This extended patent term allows the inventor to confidently invest in marketing, manufacturing, and distribution efforts, knowing they have ample time to recoup their investment and enjoy exclusive rights to their invention. The longer-term creates a stronger incentive for research and development in the medical field, leading to further advancements and improved patient care.
Case Study 2: A Patent with Standard Term
In contrast, let’s examine a case where an inventor creates a consumer electronic device. The device gains immense popularity and quickly becomes a market favorite. However, due to the rapid pace of technological advancements and fierce competition, the device’s market dominance diminishes within a few years.
In this scenario, the inventor holds a patent with a standard term. While they did experience a period of exclusivity, the relatively short duration of the standard patent term limits their ability to maximize profits and prevent others from entering the market with similar devices. This case demonstrates the importance of innovation and continuous development to stay ahead in rapidly evolving industries.
As we have explored, patent term is a crucial aspect of the patent system. It impacts inventors, patent practitioners, and industries as a whole.

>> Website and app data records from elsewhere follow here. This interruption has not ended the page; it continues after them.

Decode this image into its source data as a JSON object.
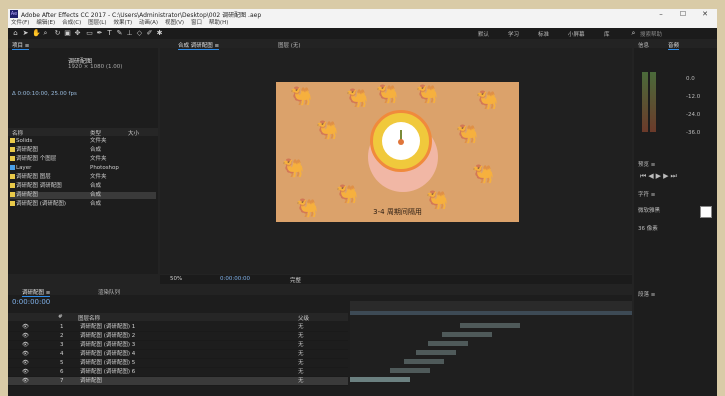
{
  "window": {
    "title": "Adobe After Effects CC 2017 - C:\\Users\\Administrator\\Desktop\\002 调研配图 .aep",
    "min": "–",
    "max": "☐",
    "close": "✕"
  },
  "menu": [
    "文件(F)",
    "编辑(E)",
    "合成(C)",
    "图层(L)",
    "效果(T)",
    "动画(A)",
    "视图(V)",
    "窗口",
    "帮助(H)"
  ],
  "toolbar": {
    "workspace_labels": [
      "默认",
      "学习",
      "标准",
      "小屏幕",
      "库"
    ],
    "search_placeholder": "搜索帮助"
  },
  "project": {
    "tab": "项目 ≡",
    "preview_name": "调研配图",
    "preview_info": "1920 × 1080 (1.00)",
    "preview_info2": "Δ 0:00:10:00, 25.00 fps",
    "columns": [
      "名称",
      "类型",
      "大小"
    ],
    "items": [
      {
        "name": "Solids",
        "type": "文件夹",
        "color": "#e8c94a"
      },
      {
        "name": "调研配图",
        "type": "合成",
        "color": "#e8c94a"
      },
      {
        "name": "调研配图 个图层",
        "type": "文件夹",
        "color": "#e8c94a"
      },
      {
        "name": "Layer",
        "type": "Photoshop",
        "color": "#4aa0e8"
      },
      {
        "name": "调研配图 图层",
        "type": "文件夹",
        "color": "#e8c94a"
      },
      {
        "name": "调研配图 调研配图",
        "type": "合成",
        "color": "#e8c94a"
      },
      {
        "name": "调研配图",
        "type": "合成",
        "color": "#e8c94a"
      },
      {
        "name": "调研配图 (调研配图)",
        "type": "合成",
        "color": "#e8c94a"
      }
    ]
  },
  "viewer": {
    "tabs": [
      "合成 调研配图 ≡",
      "图层 (无)"
    ],
    "caption": "3-4 周期间隔用",
    "zoom": "50%",
    "timecode_bottom": "0:00:00:00",
    "resolution": "完整"
  },
  "timeline": {
    "tabs": [
      "调研配图 ≡",
      "渲染队列"
    ],
    "timecode": "0:00:00:00",
    "columns": [
      "#",
      "图层名称",
      "父级"
    ],
    "layers": [
      {
        "num": "1",
        "name": "调研配图 (调研配图) 1"
      },
      {
        "num": "2",
        "name": "调研配图 (调研配图) 2"
      },
      {
        "num": "3",
        "name": "调研配图 (调研配图) 3"
      },
      {
        "num": "4",
        "name": "调研配图 (调研配图) 4"
      },
      {
        "num": "5",
        "name": "调研配图 (调研配图) 5"
      },
      {
        "num": "6",
        "name": "调研配图 (调研配图) 6"
      },
      {
        "num": "7",
        "name": "调研配图"
      }
    ],
    "parent_none": "无"
  },
  "right": {
    "tabs": [
      "信息",
      "音频"
    ],
    "audio_db": [
      "0.0",
      "-12.0",
      "-24.0",
      "-36.0"
    ],
    "preview_tab": "预览 ≡",
    "char_tab": "字符 ≡",
    "char_font": "微软雅黑",
    "char_size": "36 像素",
    "para_tab": "段落 ≡"
  },
  "colors": {
    "accent": "#2d8ceb",
    "comp_bg": "#dba26b",
    "camel": "#c98c57"
  }
}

By understanding the concepts behind patent term, navigating the patent process, and leveraging resources like the MPEP and the Patent Bar, individuals can protect their inventions, contribute to innovation, and potentially reap the rewards of their creativity and hard work.